Dr. Sushil Kumar is a Research Assistant professor at the Oregon Health & Science University (OHSU), Portland Oregon. He obtained his PhD from Max Planck Institute for biochemistry, Munich Germany where he worked in supervision of Prof. Axel Ullrich for studying cancer cell signaling. He did his postdoctoral work in Prof. Reto Schwendener’s laboratory at University of Zurich where he developed liposomal drugs for targeted delivery of payloads to macrophages as novel cancer therapy approach. He joined OHSU in 2012 in Prof. Lisa Coussens' laboratory where he has continued his research for studying cancer inflammation and developing immunotherapeutic approaches for cancer. He is employing ex vivo as well as mouse models for understanding immune cell phenotype for analyzing their role in cancer progression and developing novel therapeutics as well as biomarkers for cancer.
Yeong Yeh Lee, MD, PhD, FACP, FRCP, FACG. He is Professor of Medicine and Consultant of Gastroenterology, Hepatology & Internal Medicine with the School of Medical Sciences, Universiti Sains Malaysia. Dr. Lee is particularly interested in neurogastroenterology & functional gastrointestinal diseases. He is also the editor of BMC Gastroenterology, Journal of Royal College of Physicians of Edinburgh (JRCPE) and Malaysian Journal of Medical Sciences (MJMS).
Professor of Pharmacology and Toxicology, Zunyi Medical College, China. Editorial Board position on several journals such as Toxicological Sciences, Environmental Health Perspective. Recognized by Elsevier journals and EHP as "top reviewer" in 2012 in the field of Pharmacology and Toxicology
Veronika Lukacs-Kornek, is a Junior professor for molecular immunology and gastroenterology at the University of Saarland, Germany and the Sofja Kovalevskaja Award winner in 2012 (Alexander von Humboldt Foundation).
Research field includes dendritic cell biology, antigen presentation, immunoregulatory circuits operating in secondary lymphoid organs and the study of stromal cell-immune cell interactions.
Professor and Chairperson, Departments of Molecular Cell Physiology and Bio-Ionomics, Graduate School of Medical Science, Kyoto Prefectural University of Medicine, Japan.

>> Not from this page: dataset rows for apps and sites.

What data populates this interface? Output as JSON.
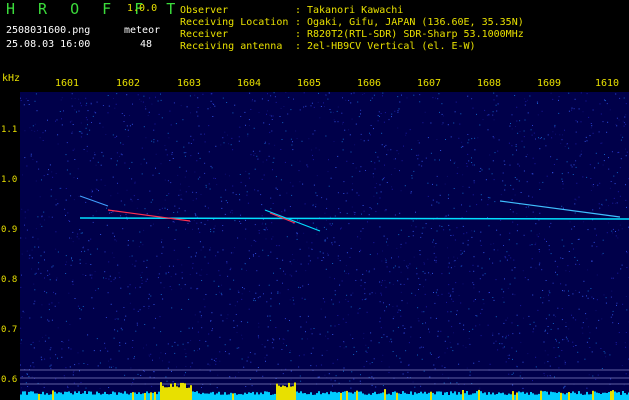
{
  "app": {
    "name": "H R O F F T",
    "version": "1.0.0",
    "filename": "2508031600.png",
    "datetime": "25.08.03 16:00",
    "meteor_label": "meteor",
    "meteor_count": "48"
  },
  "info": {
    "labels": [
      "Observer",
      "Receiving Location",
      "Receiver",
      "Receiving antenna"
    ],
    "colon": ":",
    "values": [
      "Takanori Kawachi",
      "Ogaki, Gifu, JAPAN (136.60E, 35.35N)",
      "R820T2(RTL-SDR) SDR-Sharp 53.1000MHz",
      "2el-HB9CV Vertical (el. E-W)"
    ]
  },
  "axes": {
    "freq_unit": "kHz",
    "time_ticks": [
      "1601",
      "1602",
      "1603",
      "1604",
      "1605",
      "1606",
      "1607",
      "1608",
      "1609",
      "1610"
    ],
    "freq_ticks": [
      "1.1",
      "1.0",
      "0.9",
      "0.8",
      "0.7",
      "0.6"
    ]
  },
  "colors": {
    "background": "#000000",
    "logo": "#3bdc3b",
    "axis_text": "#e8e000",
    "noise_base": "#00004a",
    "carrier": "#00e0ff",
    "echo": "#ff3050",
    "signal_bar": "#e8e000",
    "noise_bar": "#00ccff"
  },
  "icons": [
    "hroft-logo"
  ]
}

President of The Physiological Society of Japan. Chief Editor, Journal of Physiological Sciences; Editor, Springer Plus; Editor of Frontiers in Physiology
Assistant professor of Human Nutrition, School of Medicine and Psychology, Department of Clinical and Molecular Medicine, "La Sapienza" University, Rome, Italy. PhD in Biology and Pathology of Ageing and member of the European Association for the Study of Diabetes (EASD). Research areas: Diabetes, Endocrinology and Metabolism.
Professor at the school of Pediatrics - Univ. Turin. Studying nutrition, metabolism of infancy in particular hormones such as Leptin, IGF-1, Ghrelin, Adiponectin. Takes interest in gastrointestinal and nutritional disorders. He studies in detail some aspects of gut microbiota of colicky infants such low level of lactobacilli and increased concentration of E.Coli. Performed relevant research on the effect of probiotics on colicky infants. Author of more than 100 scientific reports.